HOW TO COMPLETE THIS TASK:
Retype the whole of the data exactly.

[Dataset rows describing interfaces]
'''
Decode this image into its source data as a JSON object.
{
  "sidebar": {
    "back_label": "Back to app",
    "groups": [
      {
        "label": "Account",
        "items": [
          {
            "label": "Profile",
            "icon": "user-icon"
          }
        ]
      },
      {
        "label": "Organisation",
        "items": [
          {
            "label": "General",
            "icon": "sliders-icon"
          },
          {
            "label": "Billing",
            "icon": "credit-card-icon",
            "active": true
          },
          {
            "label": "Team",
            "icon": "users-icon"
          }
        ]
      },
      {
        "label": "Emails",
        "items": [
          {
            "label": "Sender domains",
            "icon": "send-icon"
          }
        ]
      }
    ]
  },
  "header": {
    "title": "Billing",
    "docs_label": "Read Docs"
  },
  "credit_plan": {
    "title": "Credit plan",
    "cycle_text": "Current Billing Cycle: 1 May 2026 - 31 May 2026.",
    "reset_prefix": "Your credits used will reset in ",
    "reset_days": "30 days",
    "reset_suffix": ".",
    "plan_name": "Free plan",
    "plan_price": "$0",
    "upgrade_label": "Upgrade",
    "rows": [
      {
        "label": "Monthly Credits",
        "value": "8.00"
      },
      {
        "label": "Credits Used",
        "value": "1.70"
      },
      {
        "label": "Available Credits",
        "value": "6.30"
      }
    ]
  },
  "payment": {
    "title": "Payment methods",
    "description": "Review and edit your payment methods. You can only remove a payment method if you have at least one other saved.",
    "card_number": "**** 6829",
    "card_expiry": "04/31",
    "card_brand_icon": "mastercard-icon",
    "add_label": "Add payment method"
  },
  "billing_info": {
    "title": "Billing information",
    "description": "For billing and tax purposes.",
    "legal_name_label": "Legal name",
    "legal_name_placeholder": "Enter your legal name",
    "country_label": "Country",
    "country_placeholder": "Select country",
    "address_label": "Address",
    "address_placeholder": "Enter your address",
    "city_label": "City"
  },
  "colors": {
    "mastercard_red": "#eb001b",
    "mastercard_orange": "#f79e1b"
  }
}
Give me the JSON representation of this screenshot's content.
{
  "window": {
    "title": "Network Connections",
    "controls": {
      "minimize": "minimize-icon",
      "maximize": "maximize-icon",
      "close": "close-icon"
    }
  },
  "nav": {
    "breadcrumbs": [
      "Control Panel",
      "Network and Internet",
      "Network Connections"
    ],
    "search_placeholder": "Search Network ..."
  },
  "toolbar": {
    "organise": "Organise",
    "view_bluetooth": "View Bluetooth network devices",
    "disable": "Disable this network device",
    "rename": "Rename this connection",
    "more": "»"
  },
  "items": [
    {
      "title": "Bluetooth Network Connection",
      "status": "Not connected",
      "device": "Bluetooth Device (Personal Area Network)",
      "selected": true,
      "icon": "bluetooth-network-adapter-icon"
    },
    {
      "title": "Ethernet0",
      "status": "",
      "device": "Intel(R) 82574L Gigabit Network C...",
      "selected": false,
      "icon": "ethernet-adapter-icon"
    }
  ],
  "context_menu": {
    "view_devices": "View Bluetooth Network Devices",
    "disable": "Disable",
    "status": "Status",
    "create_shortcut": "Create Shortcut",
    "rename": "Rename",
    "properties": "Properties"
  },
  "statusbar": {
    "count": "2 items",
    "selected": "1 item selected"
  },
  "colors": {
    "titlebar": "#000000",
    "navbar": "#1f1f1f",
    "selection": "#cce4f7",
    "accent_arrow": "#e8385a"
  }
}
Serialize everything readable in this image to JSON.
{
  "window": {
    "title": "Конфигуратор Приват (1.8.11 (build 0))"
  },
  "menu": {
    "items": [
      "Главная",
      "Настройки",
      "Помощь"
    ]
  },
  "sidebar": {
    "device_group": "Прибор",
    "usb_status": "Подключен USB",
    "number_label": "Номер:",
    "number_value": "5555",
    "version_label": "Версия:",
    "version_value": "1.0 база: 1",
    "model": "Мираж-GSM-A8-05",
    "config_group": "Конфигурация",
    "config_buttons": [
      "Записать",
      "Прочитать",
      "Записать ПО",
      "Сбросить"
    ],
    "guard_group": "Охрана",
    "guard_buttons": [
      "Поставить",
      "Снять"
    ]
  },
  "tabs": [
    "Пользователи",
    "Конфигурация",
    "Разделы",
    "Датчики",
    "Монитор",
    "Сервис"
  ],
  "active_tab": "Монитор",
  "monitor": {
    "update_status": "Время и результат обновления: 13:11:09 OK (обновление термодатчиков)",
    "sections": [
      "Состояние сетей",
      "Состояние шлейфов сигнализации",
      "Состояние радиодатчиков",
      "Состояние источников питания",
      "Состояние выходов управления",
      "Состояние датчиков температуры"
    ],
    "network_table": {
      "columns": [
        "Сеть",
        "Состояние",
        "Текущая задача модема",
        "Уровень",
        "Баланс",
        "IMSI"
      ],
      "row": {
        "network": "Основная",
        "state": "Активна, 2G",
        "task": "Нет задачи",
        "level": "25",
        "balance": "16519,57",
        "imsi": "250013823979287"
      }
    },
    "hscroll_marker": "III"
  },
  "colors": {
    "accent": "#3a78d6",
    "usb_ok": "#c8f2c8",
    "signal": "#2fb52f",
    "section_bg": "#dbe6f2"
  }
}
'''
OUTPUT OF THE EXERCISE:
Decode this image into its source data as a JSON object.
{
  "sidebar": {
    "back_label": "Back to app",
    "groups": [
      {
        "label": "Account",
        "items": [
          {
            "label": "Profile",
            "icon": "user-icon"
          }
        ]
      },
      {
        "label": "Organisation",
        "items": [
          {
            "label": "General",
            "icon": "sliders-icon"
          },
          {
            "label": "Billing",
            "icon": "credit-card-icon",
            "active": true
          },
          {
            "label": "Team",
            "icon": "users-icon"
          }
        ]
      },
      {
        "label": "Emails",
        "items": [
          {
            "label": "Sender domains",
            "icon": "send-icon"
          }
        ]
      }
    ]
  },
  "header": {
    "title": "Billing",
    "docs_label": "Read Docs"
  },
  "credit_plan": {
    "title": "Credit plan",
    "cycle_text": "Current Billing Cycle: 1 May 2026 - 31 May 2026.",
    "reset_prefix": "Your credits used will reset in ",
    "reset_days": "30 days",
    "reset_suffix": ".",
    "plan_name": "Free plan",
    "plan_price": "$0",
    "upgrade_label": "Upgrade",
    "rows": [
      {
        "label": "Monthly Credits",
        "value": "8.00"
      },
      {
        "label": "Credits Used",
        "value": "1.70"
      },
      {
        "label": "Available Credits",
        "value": "6.30"
      }
    ]
  },
  "payment": {
    "title": "Payment methods",
    "description": "Review and edit your payment methods. You can only remove a payment method if you have at least one other saved.",
    "card_number": "**** 6829",
    "card_expiry": "04/31",
    "card_brand_icon": "mastercard-icon",
    "add_label": "Add payment method"
  },
  "billing_info": {
    "title": "Billing information",
    "description": "For billing and tax purposes.",
    "legal_name_label": "Legal name",
    "legal_name_placeholder": "Enter your legal name",
    "country_label": "Country",
    "country_placeholder": "Select country",
    "address_label": "Address",
    "address_placeholder": "Enter your address",
    "city_label": "City"
  },
  "colors": {
    "mastercard_red": "#eb001b",
    "mastercard_orange": "#f79e1b"
  }
}
Give me the JSON representation of this screenshot's content.
{
  "window": {
    "title": "Network Connections",
    "controls": {
      "minimize": "minimize-icon",
      "maximize": "maximize-icon",
      "close": "close-icon"
    }
  },
  "nav": {
    "breadcrumbs": [
      "Control Panel",
      "Network and Internet",
      "Network Connections"
    ],
    "search_placeholder": "Search Network ..."
  },
  "toolbar": {
    "organise": "Organise",
    "view_bluetooth": "View Bluetooth network devices",
    "disable": "Disable this network device",
    "rename": "Rename this connection",
    "more": "»"
  },
  "items": [
    {
      "title": "Bluetooth Network Connection",
      "status": "Not connected",
      "device": "Bluetooth Device (Personal Area Network)",
      "selected": true,
      "icon": "bluetooth-network-adapter-icon"
    },
    {
      "title": "Ethernet0",
      "status": "",
      "device": "Intel(R) 82574L Gigabit Network C...",
      "selected": false,
      "icon": "ethernet-adapter-icon"
    }
  ],
  "context_menu": {
    "view_devices": "View Bluetooth Network Devices",
    "disable": "Disable",
    "status": "Status",
    "create_shortcut": "Create Shortcut",
    "rename": "Rename",
    "properties": "Properties"
  },
  "statusbar": {
    "count": "2 items",
    "selected": "1 item selected"
  },
  "colors": {
    "titlebar": "#000000",
    "navbar": "#1f1f1f",
    "selection": "#cce4f7",
    "accent_arrow": "#e8385a"
  }
}
Serialize everything readable in this image to JSON.
{
  "window": {
    "title": "Конфигуратор Приват (1.8.11 (build 0))"
  },
  "menu": {
    "items": [
      "Главная",
      "Настройки",
      "Помощь"
    ]
  },
  "sidebar": {
    "device_group": "Прибор",
    "usb_status": "Подключен USB",
    "number_label": "Номер:",
    "number_value": "5555",
    "version_label": "Версия:",
    "version_value": "1.0 база: 1",
    "model": "Мираж-GSM-A8-05",
    "config_group": "Конфигурация",
    "config_buttons": [
      "Записать",
      "Прочитать",
      "Записать ПО",
      "Сбросить"
    ],
    "guard_group": "Охрана",
    "guard_buttons": [
      "Поставить",
      "Снять"
    ]
  },
  "tabs": [
    "Пользователи",
    "Конфигурация",
    "Разделы",
    "Датчики",
    "Монитор",
    "Сервис"
  ],
  "active_tab": "Монитор",
  "monitor": {
    "update_status": "Время и результат обновления: 13:11:09 OK (обновление термодатчиков)",
    "sections": [
      "Состояние сетей",
      "Состояние шлейфов сигнализации",
      "Состояние радиодатчиков",
      "Состояние источников питания",
      "Состояние выходов управления",
      "Состояние датчиков температуры"
    ],
    "network_table": {
      "columns": [
        "Сеть",
        "Состояние",
        "Текущая задача модема",
        "Уровень",
        "Баланс",
        "IMSI"
      ],
      "row": {
        "network": "Основная",
        "state": "Активна, 2G",
        "task": "Нет задачи",
        "level": "25",
        "balance": "16519,57",
        "imsi": "250013823979287"
      }
    },
    "hscroll_marker": "III"
  },
  "colors": {
    "accent": "#3a78d6",
    "usb_ok": "#c8f2c8",
    "signal": "#2fb52f",
    "section_bg": "#dbe6f2"
  }
}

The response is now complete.